The boost in demand coupled with reductions in supply sent prices of lumber up to $1,690 per 1,000 board feet in May of this year from a low of $240 at the end of March 2020. Since hitting that high in May, prices have come crashing back down and sit at $581 per 1,000 board feet as of this writing.

Lumber is vital for many of the projects that people go to Home Depot (NYSE:HD) and Lowe's (NYSE:LOW) for. Therefore, drastic price changes could cause consumers to change their buying decisions. 

The lumber aisle at Home Depot.

Lumber prices are crashing. Image source: Home Depot.

Lumber inflation is fueling revenue increases

Interestingly, as the price of lumber was rising, Home Depot and Lowe's were raising prices they charge customers, and so far, those higher prices have not decreased demand. Perhaps it's because people feel wealthier after several rounds of stimulus checks have hit their bank accounts since the pandemic. Or it could be that people are spending a lot more time at home lately and see a higher return on investment on their home improvement projects. 

Regardless, both Home Depot and Lowe's have said that rising commodity prices have helped juice their sales as they have passed along the price increases to their customers. Home Depot said, "Inflation from core commodity categories positively impacted our average ticket growth by approximately 375 basis points during the first quarter."

Similarly, Lowe's said, "Strong sales growth was driven by several factors, including a continued consumer focus on the home, a favorable weather backdrop across the country, commodity inflation, especially within the lumber category, consumer support from the March government stimulus package ... "

Given that both companies are experiencing rapid sales growth since the pandemic onset, it's hard to say their sales could have been better if lumber prices remained lower.
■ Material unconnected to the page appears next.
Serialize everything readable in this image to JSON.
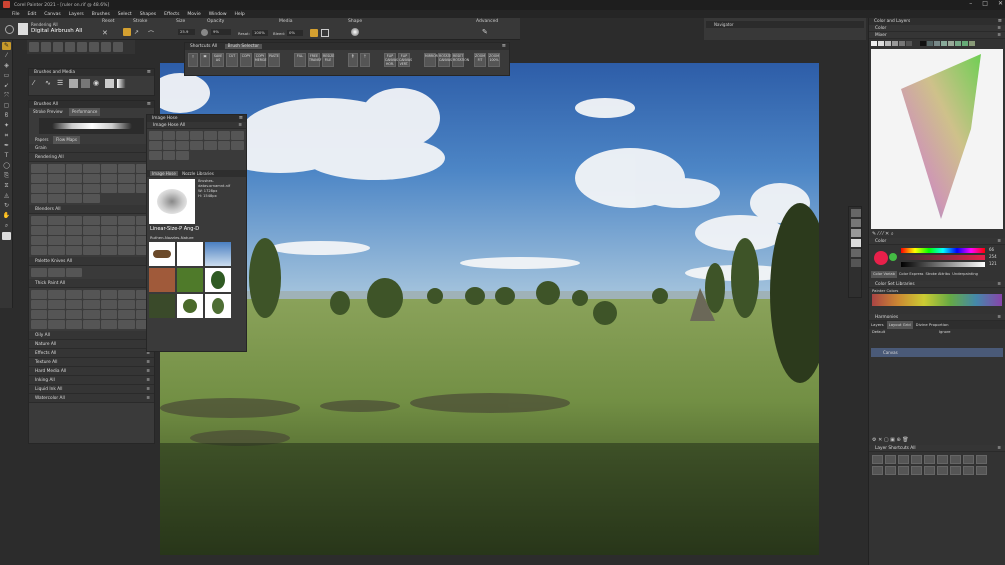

You may already be aware that lower prices tend to increase unit sales. However, when you are already selling nearly every unit you have on the shelf, lower prices cannot increase unit sales.

That may not be the case for home improvement retailers any longer. 

Two men working on a home-improvement project.

Crashing lumber prices may cause some people to take on new projects. Image source: Getty Images.

Good timing 

The U.S. vaccination campaign got off to a fast start and, even though it has slowed down recently, over 342 million doses have been administered. As a result, states have eased business restrictions, and people have more options for what they can do with their time and money. Further, it's been several months since the last stimulus check was sent, so consumers will have less money at their disposal.

The decrease in lumber prices comes at an opportune time when the consumer is likely to become more price-conscious. And with more options for where they can spend their money, inventories are not likely to be as constrained as they were during the pandemic. The result could be that lower prices cause people to take on projects they previously put on hold because they were too expensive to complete.

It can help the home improvement retailers to have a soft slowdown from the turbocharged growth rates during the pandemic. And in the longer run, sustained low levels of lumber prices could increase home building and subsequently homeownership, which would be great news for Home Depot and Lowe's. 

 
This article represents the opinion of the writer, who may disagree with the “official” recommendation position of a Motley Fool premium advisory service. We’re motley! Questioning an investing thesis -- even one of our own -- helps us all think critically about investing and make decisions that help us become smarter, happier, and richer.